Your objective -
Gather, from the data below, each line in which the word "this" occurs.

------------------------

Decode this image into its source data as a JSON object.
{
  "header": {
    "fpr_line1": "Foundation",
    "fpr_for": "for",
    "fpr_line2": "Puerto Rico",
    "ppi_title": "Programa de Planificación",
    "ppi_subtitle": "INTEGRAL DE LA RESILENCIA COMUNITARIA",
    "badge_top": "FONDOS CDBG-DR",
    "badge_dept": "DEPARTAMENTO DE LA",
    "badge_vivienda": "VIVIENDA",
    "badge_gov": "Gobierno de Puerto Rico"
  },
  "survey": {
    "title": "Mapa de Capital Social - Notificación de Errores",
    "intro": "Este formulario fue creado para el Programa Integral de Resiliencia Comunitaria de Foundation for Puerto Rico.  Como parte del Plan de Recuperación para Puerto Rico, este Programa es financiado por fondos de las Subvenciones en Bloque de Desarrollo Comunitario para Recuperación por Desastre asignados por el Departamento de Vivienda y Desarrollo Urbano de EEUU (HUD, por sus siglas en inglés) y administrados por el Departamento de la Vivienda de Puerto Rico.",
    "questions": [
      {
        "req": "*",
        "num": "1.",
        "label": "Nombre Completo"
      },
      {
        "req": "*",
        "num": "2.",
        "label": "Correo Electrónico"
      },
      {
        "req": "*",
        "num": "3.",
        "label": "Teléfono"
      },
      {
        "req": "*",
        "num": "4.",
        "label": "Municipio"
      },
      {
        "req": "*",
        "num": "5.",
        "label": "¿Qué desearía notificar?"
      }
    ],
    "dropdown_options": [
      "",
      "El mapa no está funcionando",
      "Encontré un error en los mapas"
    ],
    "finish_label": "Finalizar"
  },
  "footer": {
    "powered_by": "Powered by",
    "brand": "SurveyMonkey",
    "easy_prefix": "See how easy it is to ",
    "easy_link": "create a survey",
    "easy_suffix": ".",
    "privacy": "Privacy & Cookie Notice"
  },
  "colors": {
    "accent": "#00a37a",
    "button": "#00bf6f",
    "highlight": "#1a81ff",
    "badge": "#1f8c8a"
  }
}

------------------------

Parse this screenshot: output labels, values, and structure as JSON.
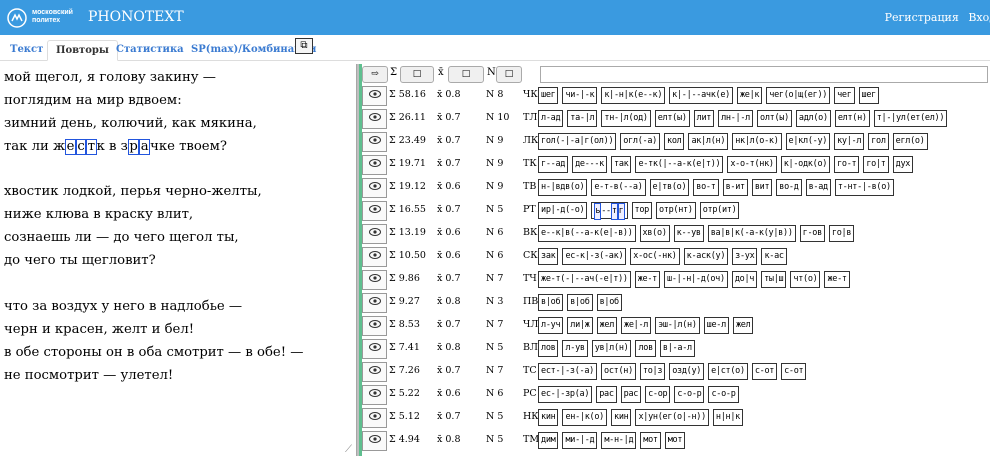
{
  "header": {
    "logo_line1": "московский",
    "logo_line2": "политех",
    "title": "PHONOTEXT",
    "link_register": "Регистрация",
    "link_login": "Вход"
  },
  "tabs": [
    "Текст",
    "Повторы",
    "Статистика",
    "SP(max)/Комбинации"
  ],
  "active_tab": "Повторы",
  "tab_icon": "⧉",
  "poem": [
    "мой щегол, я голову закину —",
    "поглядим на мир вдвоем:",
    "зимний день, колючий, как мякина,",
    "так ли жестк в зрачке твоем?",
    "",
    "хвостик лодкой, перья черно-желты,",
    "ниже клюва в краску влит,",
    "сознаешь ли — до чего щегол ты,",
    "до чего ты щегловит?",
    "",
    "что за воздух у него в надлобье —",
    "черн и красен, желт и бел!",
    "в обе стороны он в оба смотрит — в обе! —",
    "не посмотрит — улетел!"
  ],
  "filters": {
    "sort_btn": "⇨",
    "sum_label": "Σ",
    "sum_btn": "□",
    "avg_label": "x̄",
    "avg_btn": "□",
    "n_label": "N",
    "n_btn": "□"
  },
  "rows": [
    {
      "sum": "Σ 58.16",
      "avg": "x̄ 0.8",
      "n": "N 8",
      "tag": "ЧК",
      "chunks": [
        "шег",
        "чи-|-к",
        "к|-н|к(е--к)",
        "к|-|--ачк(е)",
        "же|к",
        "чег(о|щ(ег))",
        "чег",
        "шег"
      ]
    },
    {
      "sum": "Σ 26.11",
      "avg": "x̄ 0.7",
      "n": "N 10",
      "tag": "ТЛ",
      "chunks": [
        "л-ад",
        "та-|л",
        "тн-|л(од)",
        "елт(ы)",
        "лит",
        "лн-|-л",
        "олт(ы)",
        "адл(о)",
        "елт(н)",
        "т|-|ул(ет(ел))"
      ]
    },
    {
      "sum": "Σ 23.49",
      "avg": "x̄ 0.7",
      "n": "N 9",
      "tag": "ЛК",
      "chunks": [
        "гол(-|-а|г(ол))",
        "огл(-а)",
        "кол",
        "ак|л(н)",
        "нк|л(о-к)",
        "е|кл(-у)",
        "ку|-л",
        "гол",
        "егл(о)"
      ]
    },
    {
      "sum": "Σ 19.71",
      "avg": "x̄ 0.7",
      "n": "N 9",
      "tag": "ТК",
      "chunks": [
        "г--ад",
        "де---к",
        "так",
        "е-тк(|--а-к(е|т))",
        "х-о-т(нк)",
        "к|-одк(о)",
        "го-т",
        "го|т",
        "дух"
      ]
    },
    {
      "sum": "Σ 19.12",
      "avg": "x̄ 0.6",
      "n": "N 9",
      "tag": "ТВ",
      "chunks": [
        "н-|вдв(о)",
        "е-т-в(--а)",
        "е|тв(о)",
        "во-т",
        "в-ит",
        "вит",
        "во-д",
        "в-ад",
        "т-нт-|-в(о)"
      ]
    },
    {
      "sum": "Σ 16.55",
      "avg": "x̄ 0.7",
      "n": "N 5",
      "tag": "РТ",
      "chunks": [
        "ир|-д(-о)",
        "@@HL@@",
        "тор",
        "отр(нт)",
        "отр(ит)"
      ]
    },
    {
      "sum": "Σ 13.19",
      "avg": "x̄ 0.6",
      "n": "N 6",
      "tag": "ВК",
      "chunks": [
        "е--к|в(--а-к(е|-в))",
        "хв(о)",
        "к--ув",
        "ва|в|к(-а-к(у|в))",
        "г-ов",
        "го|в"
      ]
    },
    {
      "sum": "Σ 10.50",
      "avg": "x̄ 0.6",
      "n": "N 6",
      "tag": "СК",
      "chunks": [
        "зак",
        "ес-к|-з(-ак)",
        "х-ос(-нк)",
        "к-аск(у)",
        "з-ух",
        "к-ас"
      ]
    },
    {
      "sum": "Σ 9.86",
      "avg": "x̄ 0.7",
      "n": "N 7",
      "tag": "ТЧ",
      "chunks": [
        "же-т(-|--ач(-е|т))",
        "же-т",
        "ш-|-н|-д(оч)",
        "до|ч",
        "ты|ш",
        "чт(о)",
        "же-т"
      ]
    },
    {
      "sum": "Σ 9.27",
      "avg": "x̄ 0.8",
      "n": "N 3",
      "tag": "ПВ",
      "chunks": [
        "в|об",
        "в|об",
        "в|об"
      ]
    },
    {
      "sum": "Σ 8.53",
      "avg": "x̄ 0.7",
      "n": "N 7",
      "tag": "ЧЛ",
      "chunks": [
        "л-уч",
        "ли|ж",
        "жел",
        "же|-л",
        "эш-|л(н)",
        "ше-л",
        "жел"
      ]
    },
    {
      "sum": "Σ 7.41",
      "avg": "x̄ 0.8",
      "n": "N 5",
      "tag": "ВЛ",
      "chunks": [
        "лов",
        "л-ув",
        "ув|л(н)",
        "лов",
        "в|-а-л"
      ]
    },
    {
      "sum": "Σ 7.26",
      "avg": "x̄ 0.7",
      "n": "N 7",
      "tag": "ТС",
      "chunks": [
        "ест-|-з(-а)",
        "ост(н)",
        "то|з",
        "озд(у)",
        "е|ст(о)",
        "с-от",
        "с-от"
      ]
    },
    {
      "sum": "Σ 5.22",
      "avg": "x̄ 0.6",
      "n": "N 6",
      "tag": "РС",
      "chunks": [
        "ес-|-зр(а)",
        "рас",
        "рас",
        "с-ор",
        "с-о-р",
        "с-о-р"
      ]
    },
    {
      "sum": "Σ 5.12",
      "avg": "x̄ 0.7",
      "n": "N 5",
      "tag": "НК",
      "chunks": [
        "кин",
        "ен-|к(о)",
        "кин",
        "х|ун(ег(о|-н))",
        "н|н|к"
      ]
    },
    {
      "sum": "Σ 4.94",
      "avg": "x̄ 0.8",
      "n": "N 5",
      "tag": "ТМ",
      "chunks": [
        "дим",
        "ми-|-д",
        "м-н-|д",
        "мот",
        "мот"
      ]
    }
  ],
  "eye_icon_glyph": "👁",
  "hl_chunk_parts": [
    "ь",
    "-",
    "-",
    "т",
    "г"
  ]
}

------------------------

Exercise solution -
Decode this image into its source data as a JSON object.
Parse this screenshot: output labels, values, and structure as JSON.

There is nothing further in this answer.